Segment Start: Given data

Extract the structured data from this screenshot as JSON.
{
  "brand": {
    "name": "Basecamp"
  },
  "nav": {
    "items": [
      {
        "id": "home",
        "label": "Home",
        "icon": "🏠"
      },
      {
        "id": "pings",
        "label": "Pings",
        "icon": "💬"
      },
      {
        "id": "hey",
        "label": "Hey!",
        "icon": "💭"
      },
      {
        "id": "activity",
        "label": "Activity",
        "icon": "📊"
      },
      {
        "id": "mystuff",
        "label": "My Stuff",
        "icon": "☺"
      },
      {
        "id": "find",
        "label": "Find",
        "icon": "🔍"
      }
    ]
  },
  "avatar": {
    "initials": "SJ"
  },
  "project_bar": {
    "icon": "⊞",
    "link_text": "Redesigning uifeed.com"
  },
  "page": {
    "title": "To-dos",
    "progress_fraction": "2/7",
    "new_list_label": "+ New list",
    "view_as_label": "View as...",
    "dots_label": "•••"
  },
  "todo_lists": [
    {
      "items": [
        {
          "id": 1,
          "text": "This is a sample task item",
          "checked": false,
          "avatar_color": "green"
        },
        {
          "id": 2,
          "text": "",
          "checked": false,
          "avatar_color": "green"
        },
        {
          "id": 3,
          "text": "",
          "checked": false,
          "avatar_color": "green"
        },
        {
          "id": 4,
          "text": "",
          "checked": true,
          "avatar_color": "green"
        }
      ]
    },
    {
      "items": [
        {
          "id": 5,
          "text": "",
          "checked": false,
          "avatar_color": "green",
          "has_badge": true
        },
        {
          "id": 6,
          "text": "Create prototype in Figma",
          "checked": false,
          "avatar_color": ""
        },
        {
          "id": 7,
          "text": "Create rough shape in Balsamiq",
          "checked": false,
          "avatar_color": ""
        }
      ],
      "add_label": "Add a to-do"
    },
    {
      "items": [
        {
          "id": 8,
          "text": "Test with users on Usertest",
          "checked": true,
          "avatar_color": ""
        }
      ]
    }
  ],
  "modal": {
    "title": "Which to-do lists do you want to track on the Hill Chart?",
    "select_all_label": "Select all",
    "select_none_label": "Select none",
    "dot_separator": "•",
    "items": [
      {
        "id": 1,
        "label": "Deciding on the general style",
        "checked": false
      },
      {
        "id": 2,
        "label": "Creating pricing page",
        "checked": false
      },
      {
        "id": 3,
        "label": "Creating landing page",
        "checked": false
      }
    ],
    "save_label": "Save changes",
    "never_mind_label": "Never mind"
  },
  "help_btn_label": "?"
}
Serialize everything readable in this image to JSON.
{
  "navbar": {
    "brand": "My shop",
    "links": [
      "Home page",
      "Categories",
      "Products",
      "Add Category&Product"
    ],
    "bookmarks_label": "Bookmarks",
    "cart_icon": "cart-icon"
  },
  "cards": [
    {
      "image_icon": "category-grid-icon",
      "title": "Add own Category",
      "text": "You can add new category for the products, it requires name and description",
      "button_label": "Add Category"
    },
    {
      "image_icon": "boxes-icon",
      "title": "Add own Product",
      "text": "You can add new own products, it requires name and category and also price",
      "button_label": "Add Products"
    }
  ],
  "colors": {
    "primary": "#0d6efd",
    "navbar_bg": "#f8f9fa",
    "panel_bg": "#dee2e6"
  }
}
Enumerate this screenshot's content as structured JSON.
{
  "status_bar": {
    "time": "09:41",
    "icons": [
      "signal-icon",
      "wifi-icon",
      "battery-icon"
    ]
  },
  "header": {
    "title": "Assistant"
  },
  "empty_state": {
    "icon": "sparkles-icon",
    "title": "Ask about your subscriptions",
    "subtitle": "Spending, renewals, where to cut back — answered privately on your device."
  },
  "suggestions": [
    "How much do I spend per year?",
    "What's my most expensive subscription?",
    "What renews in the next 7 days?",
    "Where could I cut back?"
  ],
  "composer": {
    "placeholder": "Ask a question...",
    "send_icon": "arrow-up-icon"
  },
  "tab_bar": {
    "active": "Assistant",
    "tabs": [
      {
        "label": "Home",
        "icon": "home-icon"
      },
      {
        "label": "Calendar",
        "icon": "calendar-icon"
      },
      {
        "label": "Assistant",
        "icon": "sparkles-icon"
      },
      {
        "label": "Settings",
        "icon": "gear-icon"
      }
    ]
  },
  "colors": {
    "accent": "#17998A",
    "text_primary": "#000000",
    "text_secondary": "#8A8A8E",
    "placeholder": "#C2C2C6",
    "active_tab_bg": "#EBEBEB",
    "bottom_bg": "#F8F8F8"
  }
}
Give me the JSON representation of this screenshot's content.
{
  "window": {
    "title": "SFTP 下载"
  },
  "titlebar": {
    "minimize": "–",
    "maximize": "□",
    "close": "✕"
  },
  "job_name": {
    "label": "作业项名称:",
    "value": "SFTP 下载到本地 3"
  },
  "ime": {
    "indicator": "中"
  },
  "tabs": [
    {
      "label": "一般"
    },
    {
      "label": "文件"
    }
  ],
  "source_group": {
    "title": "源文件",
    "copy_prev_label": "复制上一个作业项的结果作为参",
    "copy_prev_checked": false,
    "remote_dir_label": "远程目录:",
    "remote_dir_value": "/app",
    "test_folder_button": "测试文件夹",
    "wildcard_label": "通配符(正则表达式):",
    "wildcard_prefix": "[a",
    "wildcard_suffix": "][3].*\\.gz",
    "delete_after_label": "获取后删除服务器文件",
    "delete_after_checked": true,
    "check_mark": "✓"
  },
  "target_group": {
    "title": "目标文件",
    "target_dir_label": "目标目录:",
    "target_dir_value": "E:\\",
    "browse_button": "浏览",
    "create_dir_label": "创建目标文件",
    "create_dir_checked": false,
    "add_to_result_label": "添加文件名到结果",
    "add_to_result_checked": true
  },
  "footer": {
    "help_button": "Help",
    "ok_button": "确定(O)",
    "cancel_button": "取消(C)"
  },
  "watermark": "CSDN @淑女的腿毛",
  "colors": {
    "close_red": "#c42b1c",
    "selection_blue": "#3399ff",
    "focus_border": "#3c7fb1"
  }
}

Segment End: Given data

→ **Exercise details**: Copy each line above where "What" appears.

→ **Expected answer**:
    "What's my most expensive subscription?",
    "What renews in the next 7 days?",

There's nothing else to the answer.